(Provided information)

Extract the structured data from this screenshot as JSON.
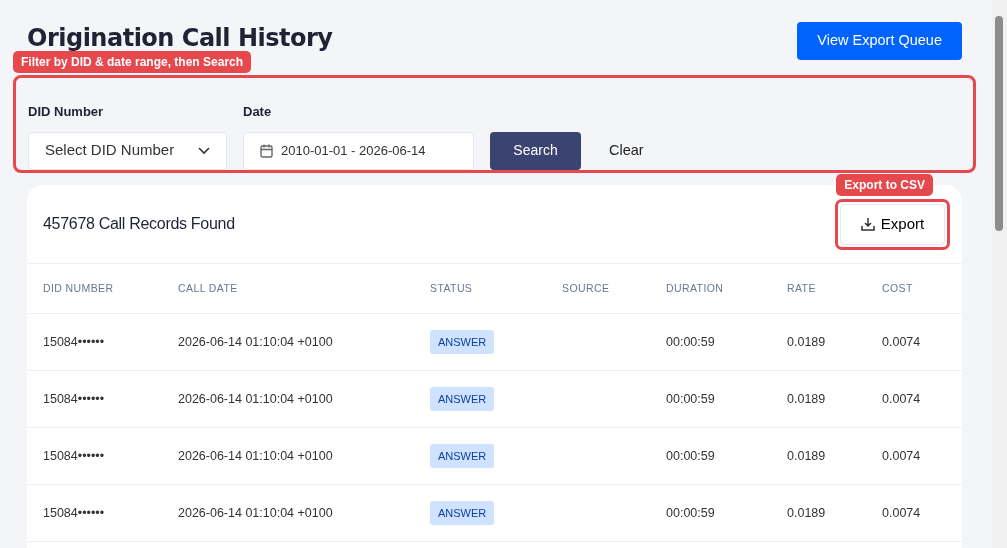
{
  "page": {
    "title": "Origination Call History",
    "export_queue_button": "View Export Queue"
  },
  "filters": {
    "annotation": "Filter by DID & date range, then Search",
    "did_label": "DID Number",
    "did_placeholder": "Select DID Number",
    "date_label": "Date",
    "date_value": "2010-01-01 - 2026-06-14",
    "search_button": "Search",
    "clear_button": "Clear"
  },
  "results": {
    "annotation": "Export to CSV",
    "count_text": "457678 Call Records Found",
    "export_button": "Export"
  },
  "table": {
    "columns": [
      "DID NUMBER",
      "CALL DATE",
      "STATUS",
      "SOURCE",
      "DURATION",
      "RATE",
      "COST"
    ],
    "rows": [
      {
        "did": "15084••••••",
        "call_date": "2026-06-14 01:10:04 +0100",
        "status": "ANSWER",
        "duration": "00:00:59",
        "rate": "0.0189",
        "cost": "0.0074"
      },
      {
        "did": "15084••••••",
        "call_date": "2026-06-14 01:10:04 +0100",
        "status": "ANSWER",
        "duration": "00:00:59",
        "rate": "0.0189",
        "cost": "0.0074"
      },
      {
        "did": "15084••••••",
        "call_date": "2026-06-14 01:10:04 +0100",
        "status": "ANSWER",
        "duration": "00:00:59",
        "rate": "0.0189",
        "cost": "0.0074"
      },
      {
        "did": "15084••••••",
        "call_date": "2026-06-14 01:10:04 +0100",
        "status": "ANSWER",
        "duration": "00:00:59",
        "rate": "0.0189",
        "cost": "0.0074"
      }
    ]
  }
}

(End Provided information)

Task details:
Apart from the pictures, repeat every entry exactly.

Answer to this problem:
Extract the structured data from this screenshot as JSON.
{
  "page": {
    "title": "Origination Call History",
    "export_queue_button": "View Export Queue"
  },
  "filters": {
    "annotation": "Filter by DID & date range, then Search",
    "did_label": "DID Number",
    "did_placeholder": "Select DID Number",
    "date_label": "Date",
    "date_value": "2010-01-01 - 2026-06-14",
    "search_button": "Search",
    "clear_button": "Clear"
  },
  "results": {
    "annotation": "Export to CSV",
    "count_text": "457678 Call Records Found",
    "export_button": "Export"
  },
  "table": {
    "columns": [
      "DID NUMBER",
      "CALL DATE",
      "STATUS",
      "SOURCE",
      "DURATION",
      "RATE",
      "COST"
    ],
    "rows": [
      {
        "did": "15084••••••",
        "call_date": "2026-06-14 01:10:04 +0100",
        "status": "ANSWER",
        "duration": "00:00:59",
        "rate": "0.0189",
        "cost": "0.0074"
      },
      {
        "did": "15084••••••",
        "call_date": "2026-06-14 01:10:04 +0100",
        "status": "ANSWER",
        "duration": "00:00:59",
        "rate": "0.0189",
        "cost": "0.0074"
      },
      {
        "did": "15084••••••",
        "call_date": "2026-06-14 01:10:04 +0100",
        "status": "ANSWER",
        "duration": "00:00:59",
        "rate": "0.0189",
        "cost": "0.0074"
      },
      {
        "did": "15084••••••",
        "call_date": "2026-06-14 01:10:04 +0100",
        "status": "ANSWER",
        "duration": "00:00:59",
        "rate": "0.0189",
        "cost": "0.0074"
      }
    ]
  }
}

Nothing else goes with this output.